First, make sure that you’re always answering any questions that users are asking on your video ads. This can increase the click-through and conversion rates of these already-existing video ads significantly.
You can then take some of these questions, however, and turn them into video campaigns of their own that are shown to a retargeted audience who need a little convincing to purchase. This can range from questions about your specific or products or services (“How is it made?”) to general questions people are asking about the industry (“How do I do a roundhouse kick?”). This gives you the chance to provide information that’s relevant and therefore valuable to your audience.
These campaigns are also typically going to work best with lukewarm to warm audiences. Remember that how you’re using them will impact what stage of the funnel it is—overcoming objections with answers can be useful for warmer audiences, while explaining information about the product or industry can really work for pretty cool audiences, too.
4. Use Video to Create Hype Around Local Events
One of the best parts of being a local business is that you’re able to physically connect with your target audience, making event promotion easier than ever. People aren’t having to fly in to attend a conference or worry about webinars in a different time zone—they just have to drive twenty minutes to your store.
If you’re having an event nearby, it’s the perfect time to connect with new customers and old ones alike by generating some hype and showing that you’re part of the community. Use video to discuss the upcoming event, whether you’re explaining what’s entailed, showing the set up, or giving a brief glimpse at what a past event was like in video form. There are a lot of creative ways to do this, but make sure that you’re including your current audience who already likes your page in the targeting so they’re likely to attend, too.

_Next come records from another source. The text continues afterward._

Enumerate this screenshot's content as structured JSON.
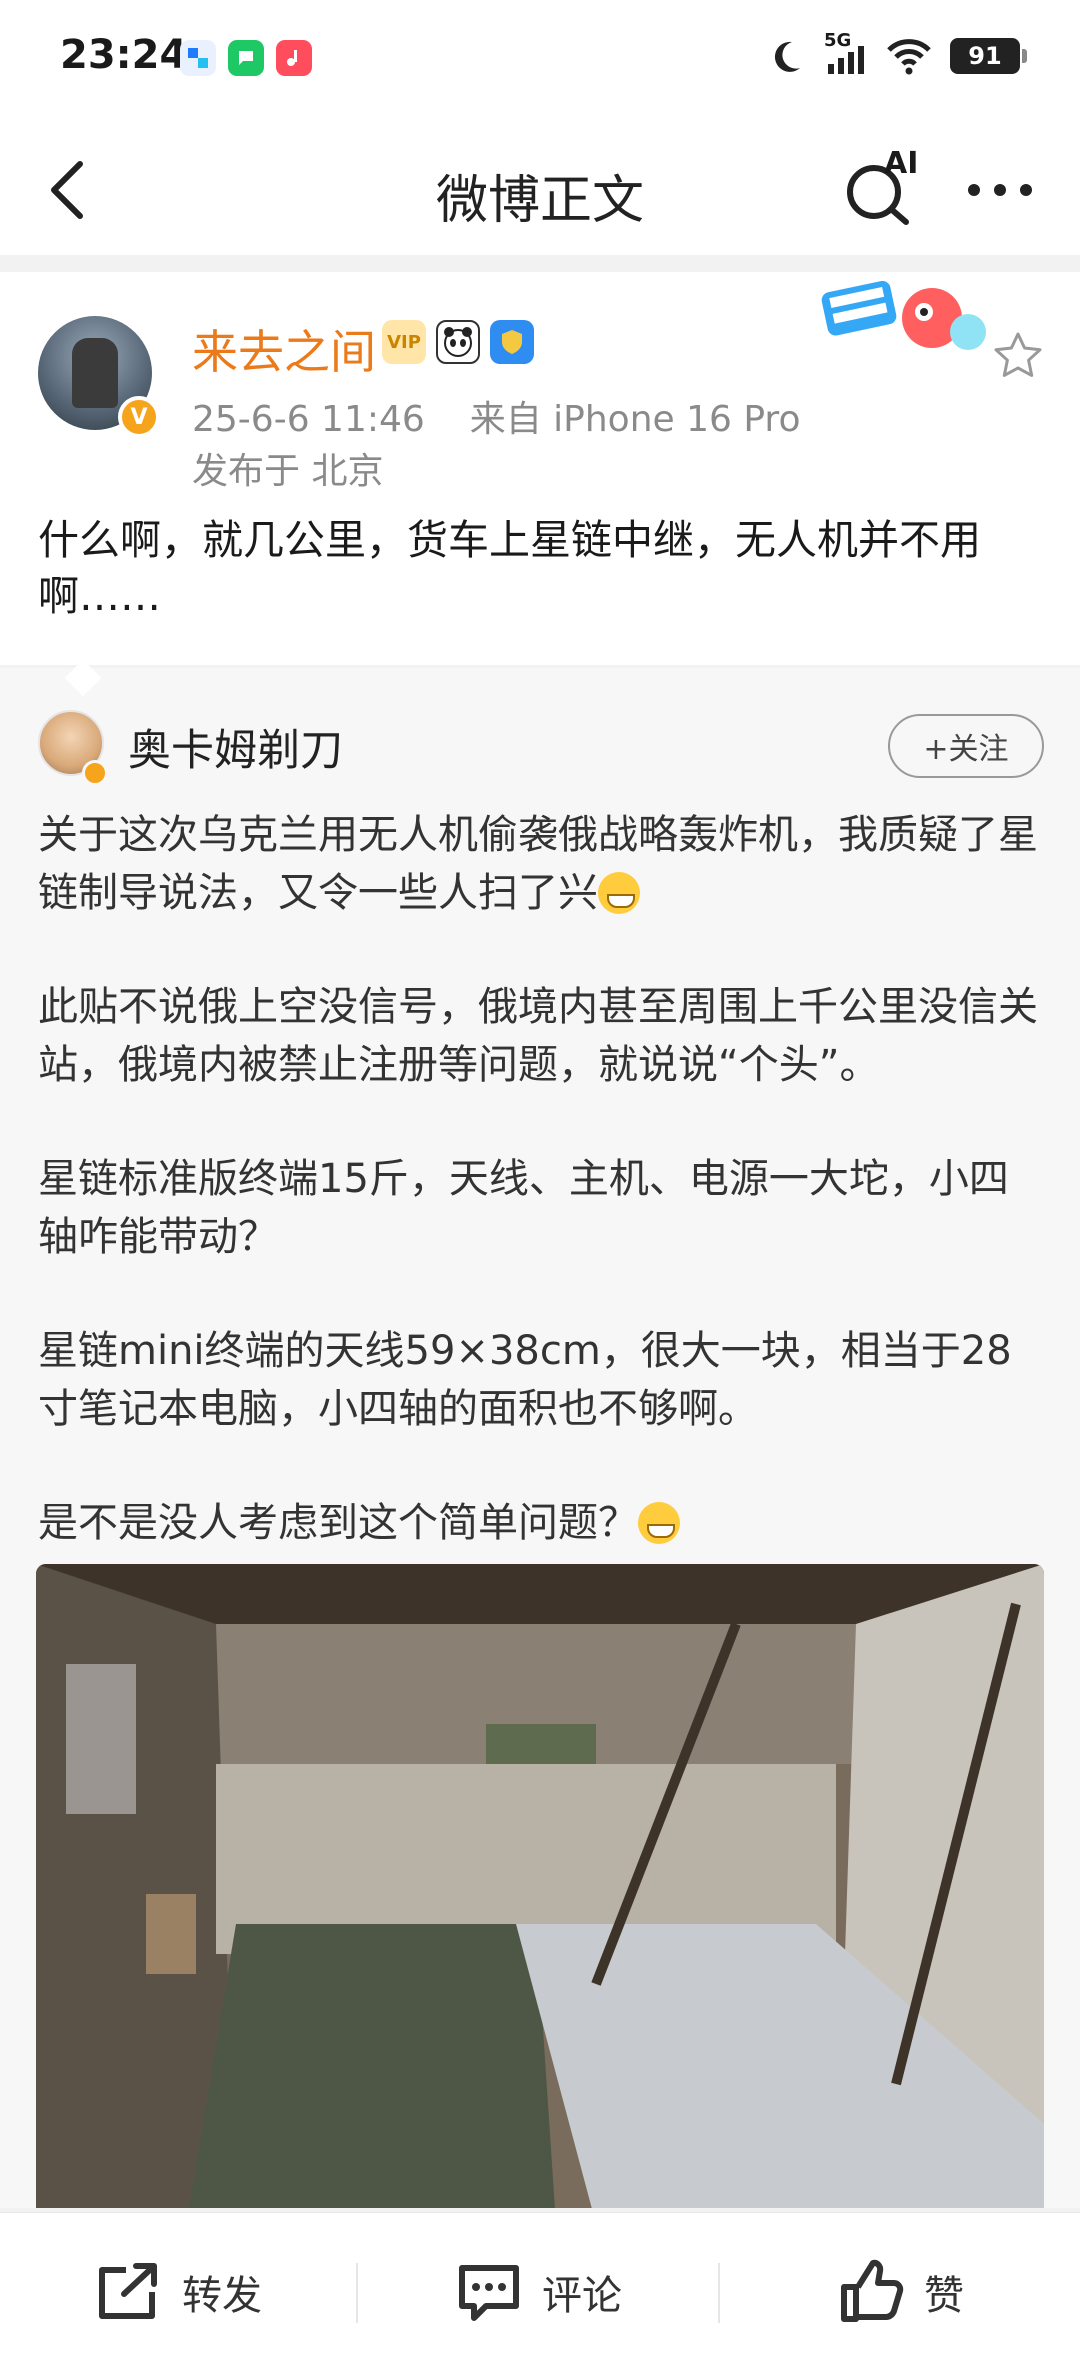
{
  "status_bar": {
    "time": "23:24",
    "network": "5G",
    "battery": "91"
  },
  "nav": {
    "title": "微博正文",
    "ai_label": "AI"
  },
  "post": {
    "username": "来去之间",
    "vip_badge": "VIP",
    "timestamp": "25-6-6 11:46",
    "source": "来自 iPhone 16 Pro",
    "location": "发布于 北京",
    "text": "什么啊，就几公里，货车上星链中继，无人机并不用啊……"
  },
  "quoted_post": {
    "username": "奥卡姆剃刀",
    "follow_label": "+关注",
    "paragraphs": [
      "关于这次乌克兰用无人机偷袭俄战略轰炸机，我质疑了星链制导说法，又令一些人扫了兴",
      "此贴不说俄上空没信号，俄境内甚至周围上千公里没信关站，俄境内被禁止注册等问题，就说说“个头”。",
      "星链标准版终端15斤，天线、主机、电源一大坨，小四轴咋能带动？",
      "星链mini终端的天线59×38cm，很大一块，相当于28寸笔记本电脑，小四轴的面积也不够啊。",
      "是不是没人考虑到这个简单问题？"
    ]
  },
  "actions": {
    "repost": "转发",
    "comment": "评论",
    "like": "赞"
  },
  "colors": {
    "username_orange": "#eb7a1a",
    "meta_gray": "#8a8a8a",
    "badge_gold": "#f7a41d"
  }
}
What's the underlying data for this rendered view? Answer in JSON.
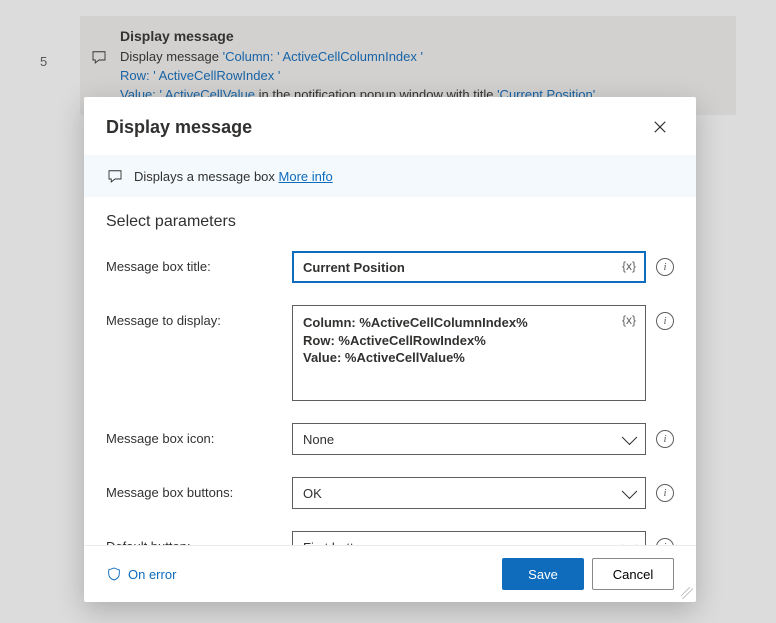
{
  "background": {
    "step_number": "5",
    "action_title": "Display message",
    "line1_prefix": "Display message ",
    "line1_q1": "'Column: '",
    "line1_var1": "   ActiveCellColumnIndex",
    "line1_q2": "   '",
    "line2_prefix": "Row: '",
    "line2_var": "   ActiveCellRowIndex",
    "line2_q": "   '",
    "line3_prefix": "Value: '",
    "line3_var": "   ActiveCellValue",
    "line3_after": "    in the notification popup window with title ",
    "line3_title": "'Current Position'",
    "line3_dot": "."
  },
  "modal": {
    "title": "Display message",
    "info_text": "Displays a message box ",
    "more_info": "More info",
    "section_header": "Select parameters",
    "labels": {
      "title": "Message box title:",
      "message": "Message to display:",
      "icon": "Message box icon:",
      "buttons": "Message box buttons:",
      "default_button": "Default button:"
    },
    "values": {
      "title": "Current Position",
      "message": "Column: %ActiveCellColumnIndex%\nRow: %ActiveCellRowIndex%\nValue: %ActiveCellValue%",
      "icon": "None",
      "buttons": "OK",
      "default_button": "First button"
    },
    "var_token": "{x}",
    "footer": {
      "on_error": "On error",
      "save": "Save",
      "cancel": "Cancel"
    }
  }
}
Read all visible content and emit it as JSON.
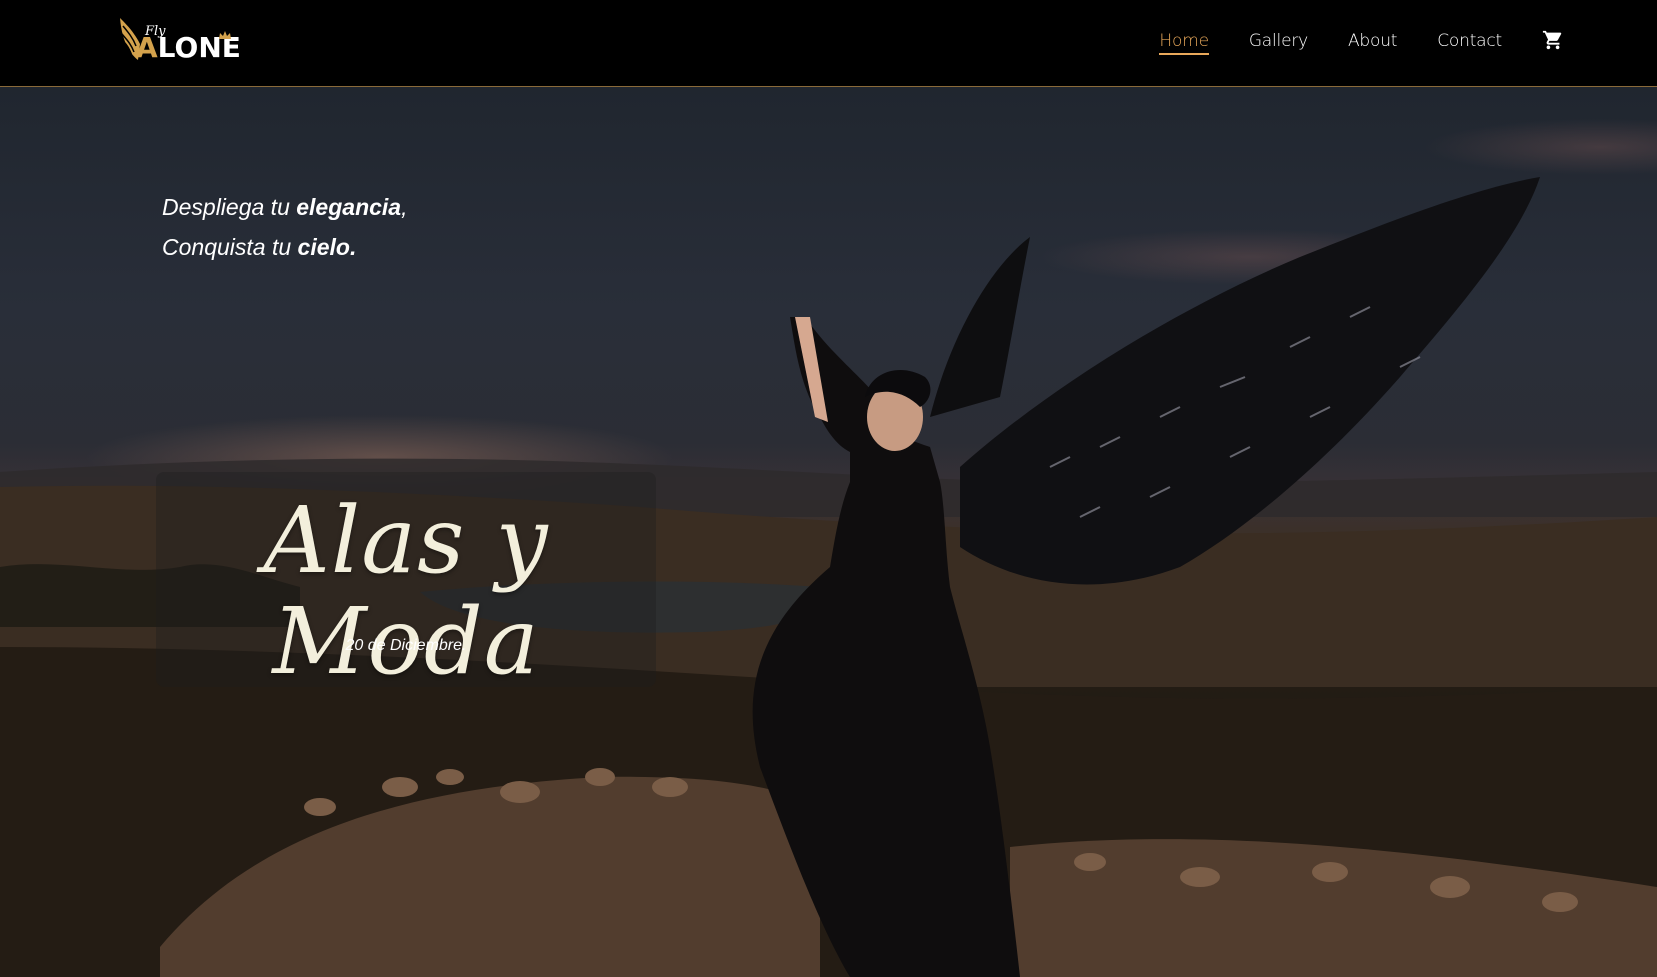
{
  "logo": {
    "fly": "Fly",
    "alone_a": "A",
    "alone_rest": "LONE"
  },
  "nav": {
    "links": [
      {
        "label": "Home",
        "active": true
      },
      {
        "label": "Gallery"
      },
      {
        "label": "About"
      },
      {
        "label": "Contact"
      }
    ],
    "cart_icon": "cart-icon"
  },
  "hero": {
    "tagline": {
      "line1_prefix": "Despliega tu ",
      "line1_bold": "elegancia",
      "line1_suffix": ",",
      "line2_prefix": "Conquista tu ",
      "line2_bold": "cielo."
    },
    "title": "Alas y Moda",
    "date": "20 de Diciembre."
  },
  "colors": {
    "accent": "#e8a85a",
    "gold": "#d4a24c",
    "title_cream": "#f3efdc"
  }
}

Keep in mind that while you can promote posts directly from events, using the full “Create an Ad” system will be the best way to go for maximum customization potential.
5. Don’t Make the Video Do All the Work
One simple mistake that brands make with a ton of videos have an easy fix. They sync their video up with a landing page and attach a CTA, but that’s it; they rely on the video itself to do all the work.
Remember that Facebook video ads for local business are effective, but the videos aren’t the only part of the ad that you need to keep in mind. Use the ad copy to not only capture interest but also convey value, and consider increasing the likelihood that users take action on your video by attaching actual offers or lead forms to them. The more convenient it is for users to convert and the more incentives they have to do so, the better off you’ll be.
Video Ads may seem intimidating for local businesses, but you should take the plunge and invest anyways. They have the potential to be more emotional and convey much more information than a single text ad in a short period of time, both of which can be so useful for local businesses trying to establish themselves in a nearby community.
As a note, make sure that all of your ad campaigns have targeting on lock when creating video campaigns that need to keep geography in mind. Set a radius around your business and go just a mile or two beyond where you think the cut off for customer travel would be, or a radius that includes all the areas that you service. Use exclusionary targeting if needed.
Want some help setting up your video ad campaigns so that they’ll connect with your local communities and help you establish yourself there? PPC campaigns are our specialty. Get in touch and see how we can help!
What do you think? Do you use Facebook video ads for local businesses and their audiences? What strategies and video types work best for you? Share your thoughts and questions in the comments below!